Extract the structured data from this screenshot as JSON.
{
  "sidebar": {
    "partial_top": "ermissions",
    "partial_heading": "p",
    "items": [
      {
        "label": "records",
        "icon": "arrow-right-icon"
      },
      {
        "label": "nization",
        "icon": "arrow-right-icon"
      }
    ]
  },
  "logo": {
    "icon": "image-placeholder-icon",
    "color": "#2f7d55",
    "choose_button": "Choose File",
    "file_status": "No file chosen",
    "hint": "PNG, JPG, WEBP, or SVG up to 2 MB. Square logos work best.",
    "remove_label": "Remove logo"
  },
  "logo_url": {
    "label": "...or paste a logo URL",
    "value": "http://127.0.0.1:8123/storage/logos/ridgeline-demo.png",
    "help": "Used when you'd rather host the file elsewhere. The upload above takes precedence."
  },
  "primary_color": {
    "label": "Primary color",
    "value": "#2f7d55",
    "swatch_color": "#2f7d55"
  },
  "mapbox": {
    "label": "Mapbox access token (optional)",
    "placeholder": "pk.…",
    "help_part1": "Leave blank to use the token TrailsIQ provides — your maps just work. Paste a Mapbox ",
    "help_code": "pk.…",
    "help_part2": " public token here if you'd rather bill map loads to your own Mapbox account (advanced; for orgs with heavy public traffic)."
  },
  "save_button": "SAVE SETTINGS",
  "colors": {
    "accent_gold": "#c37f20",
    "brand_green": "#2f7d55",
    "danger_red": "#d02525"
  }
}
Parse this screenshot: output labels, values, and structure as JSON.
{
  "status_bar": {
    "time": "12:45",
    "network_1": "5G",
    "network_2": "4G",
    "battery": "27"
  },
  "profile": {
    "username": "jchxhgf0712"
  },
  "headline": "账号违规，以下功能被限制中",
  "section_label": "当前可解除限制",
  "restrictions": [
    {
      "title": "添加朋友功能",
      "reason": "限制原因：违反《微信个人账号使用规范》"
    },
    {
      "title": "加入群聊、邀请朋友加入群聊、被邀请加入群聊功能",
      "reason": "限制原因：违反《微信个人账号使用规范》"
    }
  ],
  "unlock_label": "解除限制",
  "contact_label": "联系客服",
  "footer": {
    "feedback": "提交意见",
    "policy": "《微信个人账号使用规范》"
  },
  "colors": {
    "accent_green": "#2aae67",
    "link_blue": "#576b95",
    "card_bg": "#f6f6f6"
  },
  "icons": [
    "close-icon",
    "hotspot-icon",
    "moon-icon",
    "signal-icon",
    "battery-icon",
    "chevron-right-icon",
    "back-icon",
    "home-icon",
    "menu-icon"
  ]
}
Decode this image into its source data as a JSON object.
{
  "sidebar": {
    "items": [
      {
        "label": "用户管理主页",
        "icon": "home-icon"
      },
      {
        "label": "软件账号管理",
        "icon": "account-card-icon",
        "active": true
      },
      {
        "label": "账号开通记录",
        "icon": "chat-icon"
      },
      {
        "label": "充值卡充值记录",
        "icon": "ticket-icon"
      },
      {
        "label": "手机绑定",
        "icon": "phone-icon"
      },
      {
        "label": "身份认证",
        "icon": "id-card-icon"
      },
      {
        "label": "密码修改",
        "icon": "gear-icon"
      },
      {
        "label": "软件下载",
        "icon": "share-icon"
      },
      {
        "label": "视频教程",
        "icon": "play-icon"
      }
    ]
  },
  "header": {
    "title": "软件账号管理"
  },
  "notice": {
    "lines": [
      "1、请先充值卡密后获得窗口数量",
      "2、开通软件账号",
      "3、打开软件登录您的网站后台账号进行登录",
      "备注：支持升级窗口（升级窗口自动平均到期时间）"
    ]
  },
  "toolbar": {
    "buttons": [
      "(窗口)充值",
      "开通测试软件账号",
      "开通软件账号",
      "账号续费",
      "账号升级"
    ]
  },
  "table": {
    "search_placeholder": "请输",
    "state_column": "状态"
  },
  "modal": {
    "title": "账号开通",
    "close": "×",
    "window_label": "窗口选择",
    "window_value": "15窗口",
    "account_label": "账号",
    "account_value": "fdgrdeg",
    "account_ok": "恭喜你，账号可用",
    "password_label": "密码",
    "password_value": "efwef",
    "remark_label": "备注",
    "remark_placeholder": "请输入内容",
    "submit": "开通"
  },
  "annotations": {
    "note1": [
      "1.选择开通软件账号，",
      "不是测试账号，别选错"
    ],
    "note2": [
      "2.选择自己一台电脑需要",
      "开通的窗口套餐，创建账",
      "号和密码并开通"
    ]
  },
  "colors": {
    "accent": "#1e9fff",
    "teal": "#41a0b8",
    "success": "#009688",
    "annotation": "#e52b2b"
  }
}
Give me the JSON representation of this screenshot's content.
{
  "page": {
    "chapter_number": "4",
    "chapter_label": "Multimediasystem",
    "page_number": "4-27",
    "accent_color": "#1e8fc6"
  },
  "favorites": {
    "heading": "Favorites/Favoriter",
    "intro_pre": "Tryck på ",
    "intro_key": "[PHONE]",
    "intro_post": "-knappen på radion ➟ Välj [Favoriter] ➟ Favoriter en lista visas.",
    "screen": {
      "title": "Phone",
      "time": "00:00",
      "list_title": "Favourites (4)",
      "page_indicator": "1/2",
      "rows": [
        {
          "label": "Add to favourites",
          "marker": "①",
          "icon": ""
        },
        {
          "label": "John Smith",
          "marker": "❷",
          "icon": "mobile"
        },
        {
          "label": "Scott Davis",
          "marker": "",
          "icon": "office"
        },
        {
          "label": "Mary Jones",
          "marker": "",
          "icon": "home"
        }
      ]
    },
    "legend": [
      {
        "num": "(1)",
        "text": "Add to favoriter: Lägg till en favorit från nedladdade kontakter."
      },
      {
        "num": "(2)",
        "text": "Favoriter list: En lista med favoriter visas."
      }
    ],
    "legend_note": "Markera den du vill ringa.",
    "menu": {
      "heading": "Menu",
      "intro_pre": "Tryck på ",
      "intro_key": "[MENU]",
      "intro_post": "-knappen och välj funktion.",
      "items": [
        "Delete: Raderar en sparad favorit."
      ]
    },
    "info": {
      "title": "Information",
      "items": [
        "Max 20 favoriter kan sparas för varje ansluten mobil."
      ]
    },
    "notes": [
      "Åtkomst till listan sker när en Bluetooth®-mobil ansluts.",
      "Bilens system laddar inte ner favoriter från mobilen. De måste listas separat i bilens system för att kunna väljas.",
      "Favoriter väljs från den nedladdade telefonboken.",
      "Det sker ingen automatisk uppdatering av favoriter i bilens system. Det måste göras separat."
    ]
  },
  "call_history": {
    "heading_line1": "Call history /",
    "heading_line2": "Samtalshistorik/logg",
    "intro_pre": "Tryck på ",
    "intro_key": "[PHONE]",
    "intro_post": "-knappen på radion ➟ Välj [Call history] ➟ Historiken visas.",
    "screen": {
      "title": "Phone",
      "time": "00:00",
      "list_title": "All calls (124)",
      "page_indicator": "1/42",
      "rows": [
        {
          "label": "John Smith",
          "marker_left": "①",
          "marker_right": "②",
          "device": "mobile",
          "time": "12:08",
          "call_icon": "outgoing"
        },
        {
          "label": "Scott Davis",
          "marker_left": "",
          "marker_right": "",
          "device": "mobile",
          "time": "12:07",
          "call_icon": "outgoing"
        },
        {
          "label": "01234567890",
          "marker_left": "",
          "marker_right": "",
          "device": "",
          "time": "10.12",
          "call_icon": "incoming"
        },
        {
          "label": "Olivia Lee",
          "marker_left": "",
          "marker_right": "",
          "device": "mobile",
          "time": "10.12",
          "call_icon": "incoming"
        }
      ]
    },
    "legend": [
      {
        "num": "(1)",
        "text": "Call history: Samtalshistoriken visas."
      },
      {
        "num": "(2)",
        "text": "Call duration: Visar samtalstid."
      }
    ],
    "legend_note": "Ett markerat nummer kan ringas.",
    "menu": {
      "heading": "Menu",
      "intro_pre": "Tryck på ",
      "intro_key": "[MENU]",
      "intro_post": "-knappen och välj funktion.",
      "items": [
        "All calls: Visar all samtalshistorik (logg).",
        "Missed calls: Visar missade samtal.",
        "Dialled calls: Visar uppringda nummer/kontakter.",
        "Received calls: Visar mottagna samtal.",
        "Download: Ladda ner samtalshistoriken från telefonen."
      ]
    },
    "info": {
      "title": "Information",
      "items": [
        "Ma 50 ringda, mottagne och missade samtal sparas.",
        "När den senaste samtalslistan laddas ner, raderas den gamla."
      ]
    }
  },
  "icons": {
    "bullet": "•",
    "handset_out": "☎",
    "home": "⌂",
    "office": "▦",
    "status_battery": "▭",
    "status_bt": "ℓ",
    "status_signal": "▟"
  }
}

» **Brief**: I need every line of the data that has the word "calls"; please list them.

» **Finished task**:
      "list_title": "All calls (124)",
        "All calls: Visar all samtalshistorik (logg).",
        "Missed calls: Visar missade samtal.",
        "Dialled calls: Visar uppringda nummer/kontakter.",
        "Received calls: Visar mottagna samtal.",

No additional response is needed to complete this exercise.